Providers may be surprised to learn that many intra- and extraoral findings can indicate an underlying struggle with sleep-disordered breathing. The good news is that these can be easily evaluated and noted during the patient’s oral cancer screening—a vital part of every patient’s preventive maintenance visit.
Extraoral exam: A large neck (generally greater than 16 inches), obesity, forward head posture, retrognathic skeletal profile, or the patient’s inability to easily seal their lips can be noteworthy.
Intraoral exam: A scalloped tongue, significant tongue-tie, enlarged tonsils, severe overjet and/or overbite, large tongue, or a class 3 or 4 Mallampati score can be reason for concern.
While it is possible for a patient to exhibit very few of these clinical signs and still have OSA, the more signs, the higher their risk. Communicate any notable findings with your patient and discuss the need for further investigation.

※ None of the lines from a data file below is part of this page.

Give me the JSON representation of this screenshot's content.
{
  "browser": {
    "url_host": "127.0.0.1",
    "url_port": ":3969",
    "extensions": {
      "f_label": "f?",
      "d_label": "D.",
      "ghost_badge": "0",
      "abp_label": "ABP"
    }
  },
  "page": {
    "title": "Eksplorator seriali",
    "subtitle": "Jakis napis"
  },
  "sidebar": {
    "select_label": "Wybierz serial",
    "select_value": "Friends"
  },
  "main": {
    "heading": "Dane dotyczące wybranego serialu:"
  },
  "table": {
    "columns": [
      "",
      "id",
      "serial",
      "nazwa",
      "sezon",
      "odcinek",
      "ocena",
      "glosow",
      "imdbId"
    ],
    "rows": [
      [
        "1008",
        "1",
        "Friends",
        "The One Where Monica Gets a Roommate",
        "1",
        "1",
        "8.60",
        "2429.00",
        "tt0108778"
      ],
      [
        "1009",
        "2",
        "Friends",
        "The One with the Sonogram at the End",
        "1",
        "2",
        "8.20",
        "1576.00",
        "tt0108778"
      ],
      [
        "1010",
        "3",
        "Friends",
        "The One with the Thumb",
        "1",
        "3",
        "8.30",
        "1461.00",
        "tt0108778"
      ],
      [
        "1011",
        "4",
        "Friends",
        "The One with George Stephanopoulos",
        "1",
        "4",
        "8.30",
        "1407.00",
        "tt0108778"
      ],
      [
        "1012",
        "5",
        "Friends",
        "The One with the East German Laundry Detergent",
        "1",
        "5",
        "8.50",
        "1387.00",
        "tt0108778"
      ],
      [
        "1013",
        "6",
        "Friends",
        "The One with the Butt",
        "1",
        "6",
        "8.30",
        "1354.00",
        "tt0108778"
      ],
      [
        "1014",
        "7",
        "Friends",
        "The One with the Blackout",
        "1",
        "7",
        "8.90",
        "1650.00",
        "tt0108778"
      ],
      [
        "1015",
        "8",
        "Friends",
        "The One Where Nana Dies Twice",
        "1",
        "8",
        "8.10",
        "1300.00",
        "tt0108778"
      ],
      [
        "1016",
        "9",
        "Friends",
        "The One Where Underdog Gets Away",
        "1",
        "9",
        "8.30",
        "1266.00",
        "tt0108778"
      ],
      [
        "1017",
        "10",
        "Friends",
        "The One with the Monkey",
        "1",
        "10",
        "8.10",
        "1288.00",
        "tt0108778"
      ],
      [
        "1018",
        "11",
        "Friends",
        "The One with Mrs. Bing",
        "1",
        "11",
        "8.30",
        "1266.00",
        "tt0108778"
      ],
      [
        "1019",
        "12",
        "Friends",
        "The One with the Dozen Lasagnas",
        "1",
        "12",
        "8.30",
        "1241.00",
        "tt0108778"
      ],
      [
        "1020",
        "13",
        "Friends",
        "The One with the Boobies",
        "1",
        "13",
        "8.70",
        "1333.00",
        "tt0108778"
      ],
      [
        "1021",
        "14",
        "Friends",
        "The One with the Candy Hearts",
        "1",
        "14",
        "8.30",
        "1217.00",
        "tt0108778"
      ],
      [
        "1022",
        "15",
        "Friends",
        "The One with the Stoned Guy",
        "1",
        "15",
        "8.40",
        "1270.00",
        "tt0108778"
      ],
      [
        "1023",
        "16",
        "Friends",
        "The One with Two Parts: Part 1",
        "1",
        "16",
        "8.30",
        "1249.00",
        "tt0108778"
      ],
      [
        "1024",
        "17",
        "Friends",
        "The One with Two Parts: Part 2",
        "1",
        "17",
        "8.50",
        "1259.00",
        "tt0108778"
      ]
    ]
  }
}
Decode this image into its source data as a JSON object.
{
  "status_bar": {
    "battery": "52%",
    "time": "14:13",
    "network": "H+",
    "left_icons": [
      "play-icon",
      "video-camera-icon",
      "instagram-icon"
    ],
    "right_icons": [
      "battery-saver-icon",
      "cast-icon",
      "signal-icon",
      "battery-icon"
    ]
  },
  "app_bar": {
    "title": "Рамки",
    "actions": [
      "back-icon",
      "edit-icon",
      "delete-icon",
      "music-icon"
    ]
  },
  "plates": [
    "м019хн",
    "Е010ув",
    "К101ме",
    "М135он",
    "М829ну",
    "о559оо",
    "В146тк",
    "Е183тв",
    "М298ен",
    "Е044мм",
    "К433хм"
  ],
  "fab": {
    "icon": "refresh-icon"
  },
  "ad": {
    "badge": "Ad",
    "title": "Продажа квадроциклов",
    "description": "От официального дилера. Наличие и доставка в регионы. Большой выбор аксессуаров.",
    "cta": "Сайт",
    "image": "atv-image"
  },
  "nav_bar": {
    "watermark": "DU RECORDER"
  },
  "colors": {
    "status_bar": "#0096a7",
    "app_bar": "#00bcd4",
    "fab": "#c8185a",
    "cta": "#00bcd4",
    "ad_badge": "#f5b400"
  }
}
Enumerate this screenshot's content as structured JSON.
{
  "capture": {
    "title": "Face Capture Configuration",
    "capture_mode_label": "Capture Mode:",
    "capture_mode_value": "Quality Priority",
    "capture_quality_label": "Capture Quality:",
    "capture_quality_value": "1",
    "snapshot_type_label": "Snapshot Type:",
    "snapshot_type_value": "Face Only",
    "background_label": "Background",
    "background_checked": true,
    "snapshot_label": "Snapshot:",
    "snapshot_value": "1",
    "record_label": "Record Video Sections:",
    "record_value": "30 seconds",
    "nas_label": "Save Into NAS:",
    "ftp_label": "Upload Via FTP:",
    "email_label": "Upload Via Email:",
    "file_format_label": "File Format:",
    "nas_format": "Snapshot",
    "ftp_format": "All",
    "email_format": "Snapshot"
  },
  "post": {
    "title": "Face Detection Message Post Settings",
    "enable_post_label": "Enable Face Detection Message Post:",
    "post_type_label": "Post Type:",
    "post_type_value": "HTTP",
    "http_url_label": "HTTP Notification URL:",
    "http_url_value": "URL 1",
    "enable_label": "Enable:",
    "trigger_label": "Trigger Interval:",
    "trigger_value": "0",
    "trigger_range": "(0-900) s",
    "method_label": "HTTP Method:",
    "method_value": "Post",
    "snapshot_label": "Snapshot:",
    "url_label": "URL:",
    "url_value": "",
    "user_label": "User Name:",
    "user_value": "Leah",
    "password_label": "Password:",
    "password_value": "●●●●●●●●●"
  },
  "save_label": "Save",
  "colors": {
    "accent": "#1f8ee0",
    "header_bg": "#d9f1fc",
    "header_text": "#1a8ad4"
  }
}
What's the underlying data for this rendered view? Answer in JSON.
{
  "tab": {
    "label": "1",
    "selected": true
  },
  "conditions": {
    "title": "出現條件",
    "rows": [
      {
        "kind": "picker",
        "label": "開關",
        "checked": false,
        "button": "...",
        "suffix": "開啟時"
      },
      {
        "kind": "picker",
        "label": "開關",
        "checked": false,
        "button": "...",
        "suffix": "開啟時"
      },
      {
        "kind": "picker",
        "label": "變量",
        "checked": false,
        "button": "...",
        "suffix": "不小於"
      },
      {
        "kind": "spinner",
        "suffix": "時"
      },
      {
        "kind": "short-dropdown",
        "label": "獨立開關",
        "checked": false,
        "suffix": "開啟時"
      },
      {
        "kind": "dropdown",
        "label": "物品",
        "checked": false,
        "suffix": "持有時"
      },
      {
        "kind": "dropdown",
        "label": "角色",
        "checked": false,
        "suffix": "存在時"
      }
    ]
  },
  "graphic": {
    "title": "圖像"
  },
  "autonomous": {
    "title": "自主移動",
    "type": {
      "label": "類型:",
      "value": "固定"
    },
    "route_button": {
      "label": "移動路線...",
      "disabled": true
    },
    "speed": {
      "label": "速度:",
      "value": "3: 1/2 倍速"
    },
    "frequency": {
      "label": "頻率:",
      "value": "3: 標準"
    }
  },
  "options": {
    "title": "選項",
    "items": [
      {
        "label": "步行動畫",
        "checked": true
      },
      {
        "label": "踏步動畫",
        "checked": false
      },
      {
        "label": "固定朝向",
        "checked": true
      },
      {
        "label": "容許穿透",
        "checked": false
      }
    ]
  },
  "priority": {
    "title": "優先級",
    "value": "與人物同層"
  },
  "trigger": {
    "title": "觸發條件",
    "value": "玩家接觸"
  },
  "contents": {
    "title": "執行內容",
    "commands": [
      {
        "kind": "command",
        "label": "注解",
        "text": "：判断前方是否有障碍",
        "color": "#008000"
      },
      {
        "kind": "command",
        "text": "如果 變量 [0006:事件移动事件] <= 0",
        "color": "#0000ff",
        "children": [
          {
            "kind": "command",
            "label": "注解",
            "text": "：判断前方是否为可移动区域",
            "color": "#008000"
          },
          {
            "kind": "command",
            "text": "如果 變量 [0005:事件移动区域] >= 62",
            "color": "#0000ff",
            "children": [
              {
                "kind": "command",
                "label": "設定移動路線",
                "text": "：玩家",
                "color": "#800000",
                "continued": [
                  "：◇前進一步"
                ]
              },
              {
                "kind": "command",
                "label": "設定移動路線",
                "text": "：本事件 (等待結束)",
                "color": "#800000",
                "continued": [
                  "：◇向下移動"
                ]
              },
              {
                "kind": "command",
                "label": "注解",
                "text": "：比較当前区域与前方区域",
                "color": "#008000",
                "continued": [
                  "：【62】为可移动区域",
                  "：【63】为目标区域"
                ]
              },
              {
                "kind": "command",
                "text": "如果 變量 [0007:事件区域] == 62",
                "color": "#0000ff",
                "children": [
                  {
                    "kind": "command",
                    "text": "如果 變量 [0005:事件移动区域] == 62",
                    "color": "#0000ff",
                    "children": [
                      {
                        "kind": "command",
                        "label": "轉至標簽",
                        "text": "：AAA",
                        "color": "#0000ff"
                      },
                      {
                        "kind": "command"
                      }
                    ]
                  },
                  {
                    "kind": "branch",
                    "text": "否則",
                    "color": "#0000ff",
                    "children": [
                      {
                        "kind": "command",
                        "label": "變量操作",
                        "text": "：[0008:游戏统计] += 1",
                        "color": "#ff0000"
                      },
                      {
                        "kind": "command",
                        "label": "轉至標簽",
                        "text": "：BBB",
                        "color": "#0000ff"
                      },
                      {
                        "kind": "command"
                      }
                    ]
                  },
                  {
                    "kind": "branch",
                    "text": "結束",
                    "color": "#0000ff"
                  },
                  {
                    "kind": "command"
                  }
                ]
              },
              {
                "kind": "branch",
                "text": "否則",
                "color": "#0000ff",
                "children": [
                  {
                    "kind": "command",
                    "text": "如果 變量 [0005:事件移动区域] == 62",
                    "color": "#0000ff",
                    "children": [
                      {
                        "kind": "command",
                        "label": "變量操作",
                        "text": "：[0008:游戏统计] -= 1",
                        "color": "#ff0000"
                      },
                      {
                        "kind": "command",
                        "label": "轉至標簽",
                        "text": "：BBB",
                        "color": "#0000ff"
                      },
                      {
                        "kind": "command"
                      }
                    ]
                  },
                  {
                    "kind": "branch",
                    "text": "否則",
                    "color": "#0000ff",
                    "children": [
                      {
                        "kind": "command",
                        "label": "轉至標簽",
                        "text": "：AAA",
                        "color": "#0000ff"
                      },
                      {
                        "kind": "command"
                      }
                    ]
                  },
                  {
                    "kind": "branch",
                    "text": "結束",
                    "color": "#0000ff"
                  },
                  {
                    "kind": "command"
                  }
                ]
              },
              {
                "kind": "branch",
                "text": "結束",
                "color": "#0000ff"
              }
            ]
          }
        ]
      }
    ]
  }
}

Testing for airway issues
Various forms of testing and screening tools exist that can lead the patient and provider to a definitive diagnosis. Pulse oximetry has been embraced by many dental offices and can be utilized to screen for OSA when the patient reports for treatment involving sedation, or it can be sent home with the patient to sleep with overnight. Low oxygen saturation (below 90%) with or without large swings in pulse rate during sleep can indicate airway issues. It is important to note that pulse oximetry alone cannot diagnose or rule out OSA—only a sleep test interpreted by a physician can accomplish this.
Advise patients that sleep tests can be completed either in a laboratory setting (polysomnography) or at home (home sleep test). Many physicians and medical insurance companies tend to prefer the latter. If a patient scores positive for OSA, treatment can include CPAP (continuous positive airway pressure) therapy, oral appliance therapy, or even surgery. No single treatment option is best for every patient; it’s important to remember this when discussing this important topic.
Dental professionals have a unique ability to screen for and discuss sleep-disordered breathing during their patients’ routine dental visits, but many clinicians lack the knowledge and experience to confidently navigate these conversations. As with many other clinical procedures, practice and consistency are the keys to overcoming fear of the unknown when implementing change in the operatory. We are tasked with the important role of advocating for our patients’ oral and systemic health, and providing an effective airway assessment is one way we can accomplish this.
- Obstructive sleep apnea. Mayo Clinic. July 27, 2021. Accessed June 25, 2023. https://www.mayoclinic.org/diseases-conditions/obstructive-sleep-apnea/symptoms-causes/syc-20352090